Title: Acute toxicity of peracetic acid (PAA) formulations to Ichthyophthirius multifiliis theronts Authors
|Meinelt, Thomas - LEIBNIZ-IFEIF, BERLIN|
Submitted to: Parasitology Research
Publication Type: Peer Reviewed Journal
Publication Acceptance Date: January 20, 2009
Publication Date: March 23, 2009
Citation: Straus, D.L., Meinelt, T. 2009. Acute toxicity of peracetic acid (PAA) formulations to Ichthyophthirius multifiliis theronts. Parasitology Research. 104:1237-1241. Interpretive Summary: Ich is a fish parasite found throughout the world which appears as small white spots the size of a pin head. They can be devastating to aquaculture and can be passed to nearby facilities through poor management practices. An antimicrobial disinfectant called peracetic acid is being tested for use to treat Ich. This study looked at the acute toxicity of this compound to the free-swimming life stage of Ich that was obtained from golden shiner minnows (from Arkansas) and swordtail tropical fish (from Florida). We found that there is a difference between the golden shiner Ich and the swordtail Ich, with the golden shiner Ich being able to tolerate a higher concentration of the compound.

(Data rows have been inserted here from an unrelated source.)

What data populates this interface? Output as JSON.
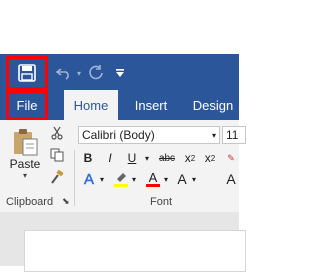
{
  "quick_access": {
    "save_icon": "save-icon",
    "undo_icon": "undo-icon",
    "redo_icon": "redo-icon",
    "customize_icon": "customize-quick-access-icon"
  },
  "tabs": [
    {
      "label": "File"
    },
    {
      "label": "Home"
    },
    {
      "label": "Insert"
    },
    {
      "label": "Design"
    }
  ],
  "clipboard": {
    "paste_label": "Paste",
    "group_label": "Clipboard"
  },
  "font": {
    "font_name": "Calibri (Body)",
    "font_size": "11",
    "group_label": "Font",
    "bold": "B",
    "italic": "I",
    "underline": "U",
    "strike": "abc",
    "subscript": "x",
    "superscript": "x",
    "text_effects": "A",
    "font_color": "A",
    "font_color_more": "A"
  },
  "colors": {
    "brand": "#2b579a",
    "highlight": "#ffff00",
    "font_color": "#ff0000",
    "callout": "#ff0000"
  }
}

Technical Abstract: Peracetic acid (PAA) is an antimicrobial disinfectant used in agriculture, food processing and medical facilities. It has recently been suggested as a means to control infestations of Ichthyophthirius multifiliis. The purpose of this study was to determine the acute toxicity of two products containing 4.5% and 40% PAA to I. multifiliis theronts from two geographically separate isolates. Theronts were exposed to concentrations of PAA in 96-well plates containing groundwater at 23°C. Acute toxicity was observed over a 4 h period. No significant difference in the median lethal concentration (LC50) estimates was evident between the two isolates at 4 hrs with the 4.5% PAA product (0.146 versus 0.108 mg/l PAA), while there was a statistical difference between the 4 hr LC50 estimates with the 40% PAA product (0.274 versus 0.158 mg/l PAA). These results suggest that PAA is toxic to I. multifiliis theronts at low concentrations and that one of the isolates was more resistant to this compound.